Meet the Maker
For our August update of ‘Meet the Maker’ we would like to introduce to you, Laura Johnson. Having graduated from Manchester School of Art last year she has continued to live and work in Manchester where the surrounding urban streets provide her with bursts of inspiration.
Can you tell us a bit about yourself and your work?
I am inspired by the forgotten urban areas of Manchester, the alleys and in-between places of the city where you can find left behind objects and hints of history. In particular I study some of the old mills of Manchester that are in the process of being demolished or on hold and to be re-furbished into new buildings. I collect found objects from the areas and re-invest them into contemporary jewellery, preserving a part of the past while creating wearbles that have an industrial feel.
What drew you into making Jewellery and pursuing a career in the craft?
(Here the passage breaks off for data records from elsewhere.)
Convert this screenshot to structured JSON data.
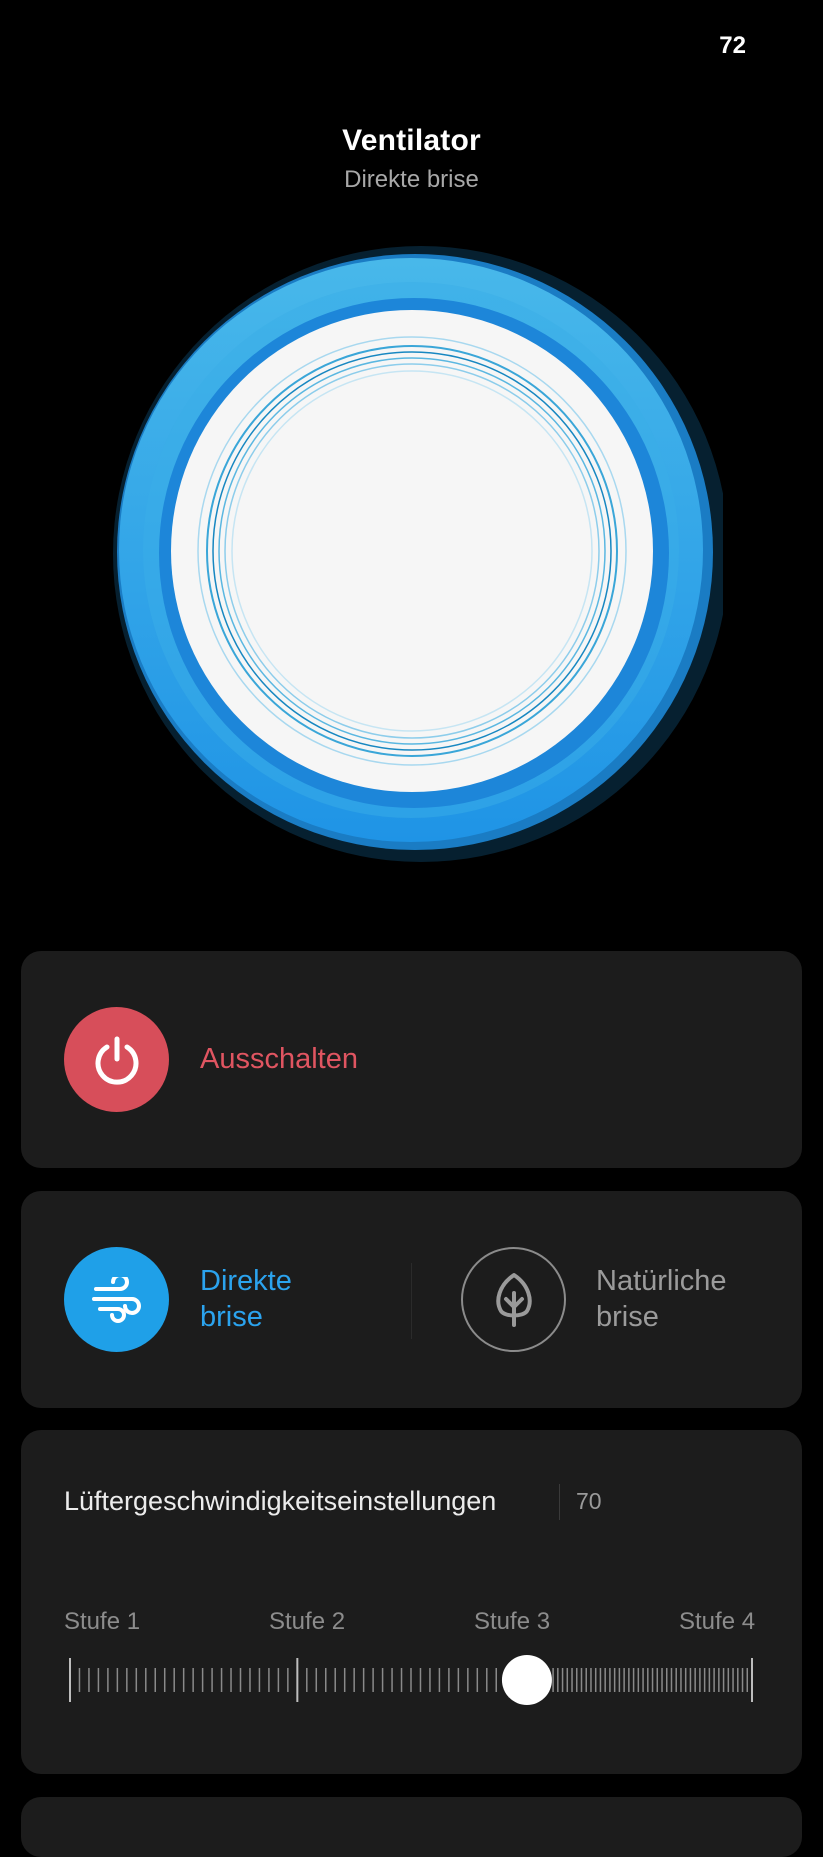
{
  "status_bar": {
    "number": "72"
  },
  "header": {
    "title": "Ventilator",
    "subtitle": "Direkte brise"
  },
  "colors": {
    "accent_blue": "#1fa0e8",
    "power_red": "#d74e5a",
    "card_bg": "#1c1c1c"
  },
  "power": {
    "label": "Ausschalten",
    "icon": "power-icon"
  },
  "modes": [
    {
      "label_line1": "Direkte",
      "label_line2": "brise",
      "icon": "wind-icon",
      "active": true
    },
    {
      "label_line1": "Natürliche",
      "label_line2": "brise",
      "icon": "leaf-icon",
      "active": false
    }
  ],
  "speed": {
    "title": "Lüftergeschwindigkeitseinstellungen",
    "value": "70",
    "steps": [
      "Stufe 1",
      "Stufe 2",
      "Stufe 3",
      "Stufe 4"
    ],
    "level": 0.67
  }
}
After my Foundation Art Diploma I discovered that I really wanted to go into 3D art/design. So during my first year on the Three Dimensional Design Course at MMU I found my love for jewellery design/making. I really liked the idea of a 3D piece of art that you get to carry around with you and wear on your body, and felt it meant much more than paint on paper. Experimenting over the next few years at university stretched my imagination and tested my making skills, I like the challenge of jewellery.
When you were a child what did you want to be when you grew up?
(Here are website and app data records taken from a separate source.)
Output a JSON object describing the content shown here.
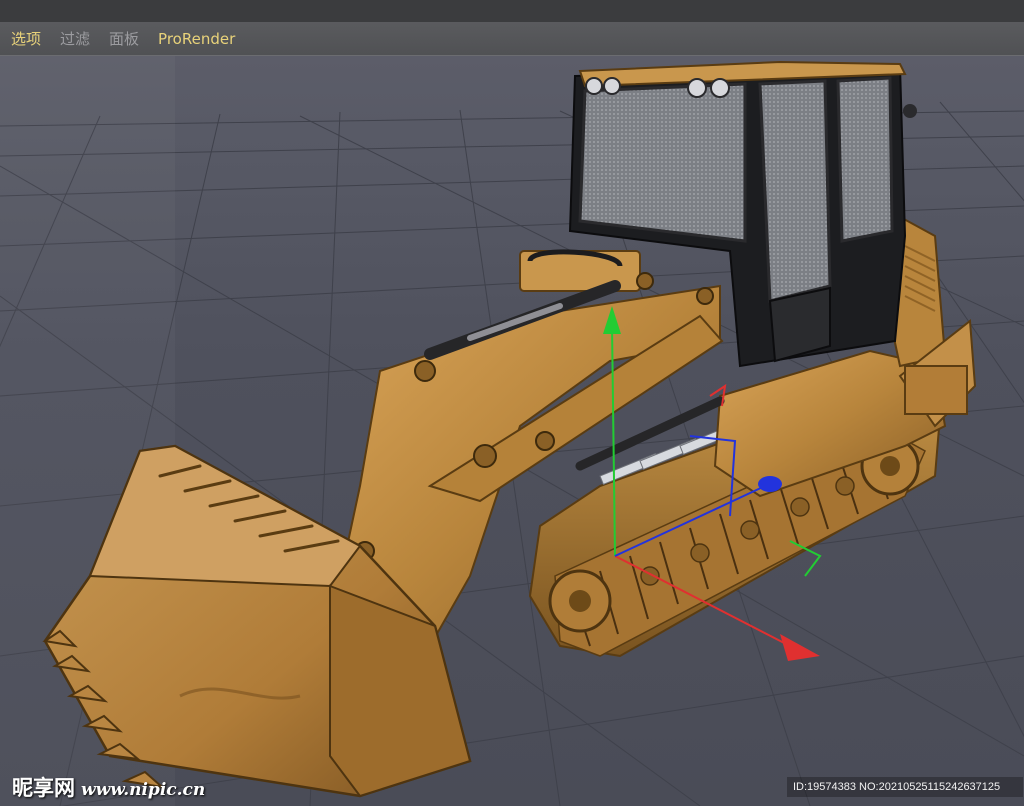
{
  "window": {
    "title": ""
  },
  "menu": {
    "items": [
      {
        "label": "选项",
        "active": true
      },
      {
        "label": "过滤",
        "active": false
      },
      {
        "label": "面板",
        "active": false
      },
      {
        "label": "ProRender",
        "active": false
      }
    ]
  },
  "viewport": {
    "object": "track-loader-bulldozer",
    "gizmo": {
      "x_axis_color": "#e03030",
      "y_axis_color": "#22cc33",
      "z_axis_color": "#2233dd"
    }
  },
  "watermark": {
    "brand": "昵享网",
    "url": "www.nipic.cn",
    "id_text": "ID:19574383 NO:20210525115242637125"
  },
  "colors": {
    "menu_accent": "#e8d27a",
    "grid_bg": "#4e505c",
    "model_body": "#c08a3e"
  }
}
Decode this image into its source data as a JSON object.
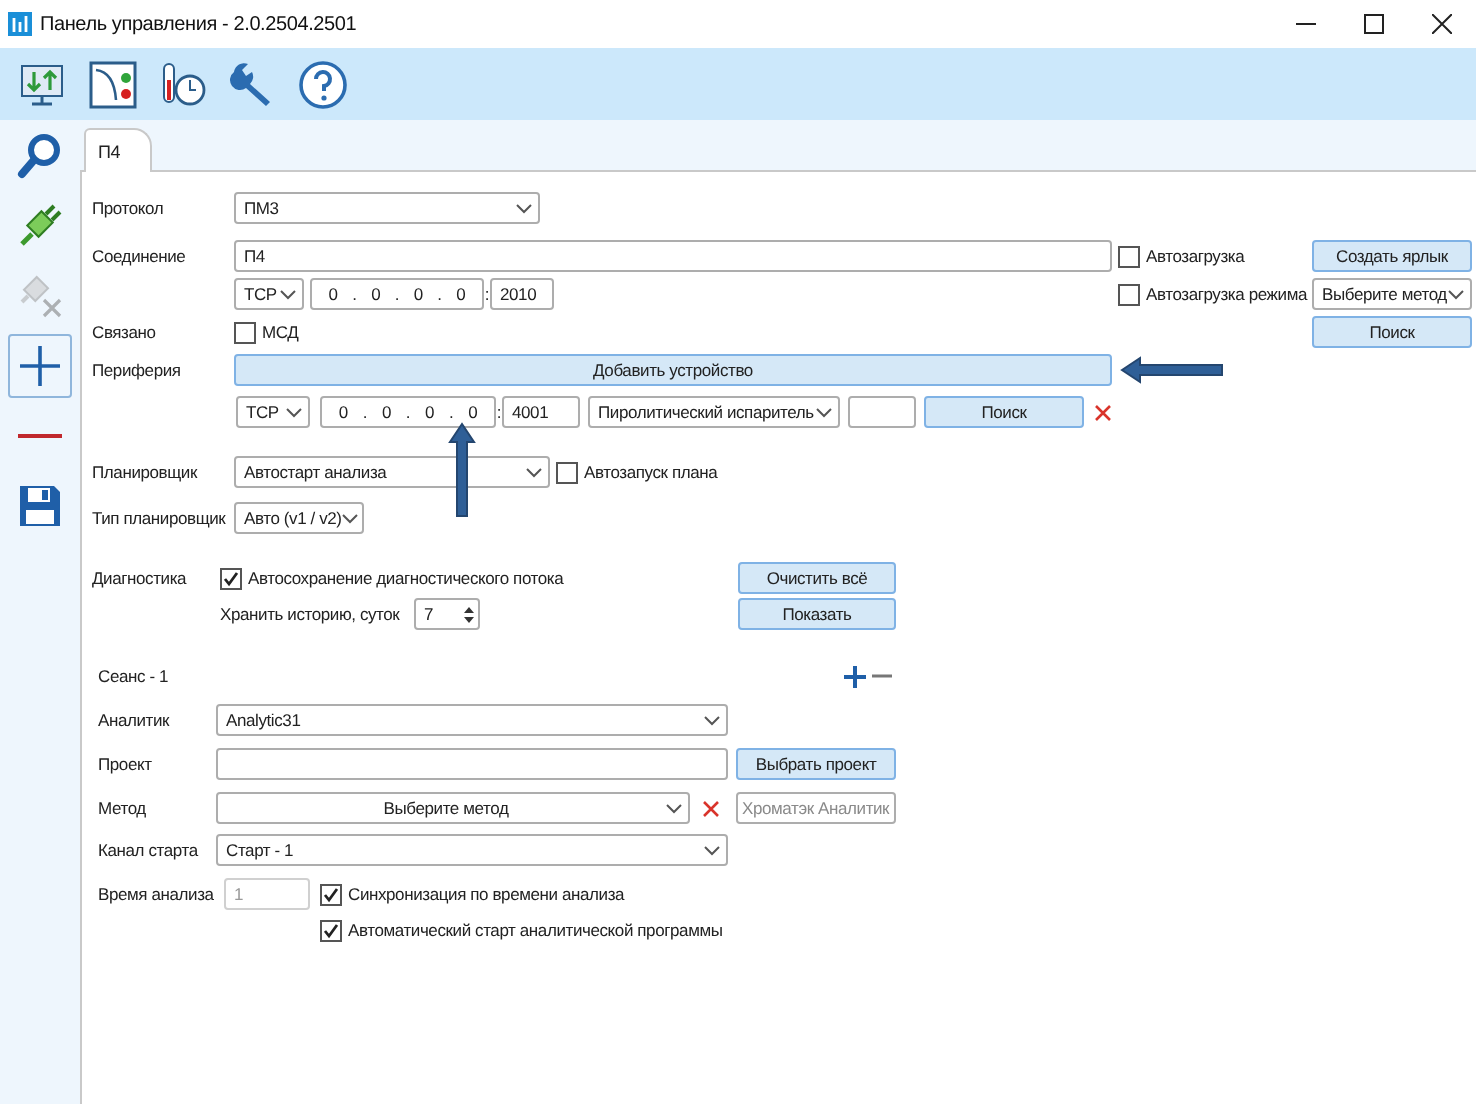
{
  "window": {
    "title": "Панель управления - 2.0.2504.2501"
  },
  "sidebar": {
    "items": [
      {
        "kind": "search",
        "selected": false,
        "disabled": false
      },
      {
        "kind": "connect",
        "selected": false,
        "disabled": false
      },
      {
        "kind": "disconnect",
        "selected": false,
        "disabled": true
      },
      {
        "kind": "add",
        "selected": true,
        "disabled": false
      },
      {
        "kind": "remove",
        "selected": false,
        "disabled": false
      },
      {
        "kind": "save",
        "selected": false,
        "disabled": false
      }
    ]
  },
  "tabs": [
    {
      "label": "П4",
      "selected": true
    }
  ],
  "protocol": {
    "label": "Протокол",
    "value": "ПМ3"
  },
  "connection": {
    "label": "Соединение",
    "name": "П4",
    "transport": "TCP",
    "ip": [
      "0",
      "0",
      "0",
      "0"
    ],
    "ip_separator": ".",
    "port_separator": ":",
    "port": "2010",
    "autoload": {
      "label": "Автозагрузка",
      "checked": false
    },
    "autoload_mode": {
      "label": "Автозагрузка режима",
      "checked": false
    },
    "create_shortcut": "Создать ярлык",
    "method": "Выберите метод",
    "search": "Поиск"
  },
  "linked": {
    "label": "Связано",
    "msd": {
      "label": "МСД",
      "checked": false
    }
  },
  "peripherals": {
    "label": "Периферия",
    "add_button": "Добавить устройство",
    "device": {
      "transport": "TCP",
      "ip": [
        "0",
        "0",
        "0",
        "0"
      ],
      "port": "4001",
      "type": "Пиролитический испаритель",
      "search": "Поиск"
    }
  },
  "scheduler": {
    "label": "Планировщик",
    "value": "Автостарт анализа",
    "autorun": {
      "label": "Автозапуск плана",
      "checked": false
    }
  },
  "scheduler_type": {
    "label": "Тип планировщик",
    "value": "Авто (v1 / v2)"
  },
  "diagnostics": {
    "label": "Диагностика",
    "autosave": {
      "label": "Автосохранение диагностического потока",
      "checked": true
    },
    "history_label": "Хранить историю, суток",
    "history_days": "7",
    "clear_button": "Очистить всё",
    "show_button": "Показать"
  },
  "session": {
    "title": "Сеанс - 1",
    "analyst": {
      "label": "Аналитик",
      "value": "Analytic31"
    },
    "project": {
      "label": "Проект",
      "button": "Выбрать проект"
    },
    "method": {
      "label": "Метод",
      "value": "Выберите метод",
      "program_placeholder": "Хроматэк Аналитик"
    },
    "start_channel": {
      "label": "Канал старта",
      "value": "Старт - 1"
    },
    "analysis_time": {
      "label": "Время анализа",
      "value": "1",
      "disabled": true
    },
    "sync": {
      "label": "Синхронизация по времени анализа",
      "checked": true
    },
    "autostart": {
      "label": "Автоматический старт аналитической программы",
      "checked": true
    }
  }
}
I had a lot of ideas when I was younger! I wanted to be all sorts, from a hypnotist to a zoo keeper, but in a way I always knew I was going to go into art, I always enjoyed drawing from an early age.
What is it about having your own jewellery business/independently making jewellery that you enjoy the most?
I love the freedom that comes with designing and organising your own time, and seeing happy customers is such a pleasure. I don’t have a complete business as of yet but It’s something I’m working on!
What hasn’t gone as you expected in your career?
Finding time for everything and balancing work and making is quite a challenge.
What are your key inspirations in your practice?
I love the urban architecture: the grates, doorways, shutters and details we fail to see in our surroundings until we remember to look. The bright colours of flaking paint on buildings and graffiti are my colour inspirations.
What is your favourite tool in your toolbox?
My masking tape, it keeps everything neat and tidy while I am working on a piece.
Finally, could you choose one of your favourite items/designers from MJN and tell us why?
I’ve always been a fan of Francesca Lobb’s jewellery. It is a total contrast to mine as it is delicate, vintage and really precise. Her wire work is amazing and I love the collaborative commission she made as part of a rucksack, where she challenged her style by scaling up her work.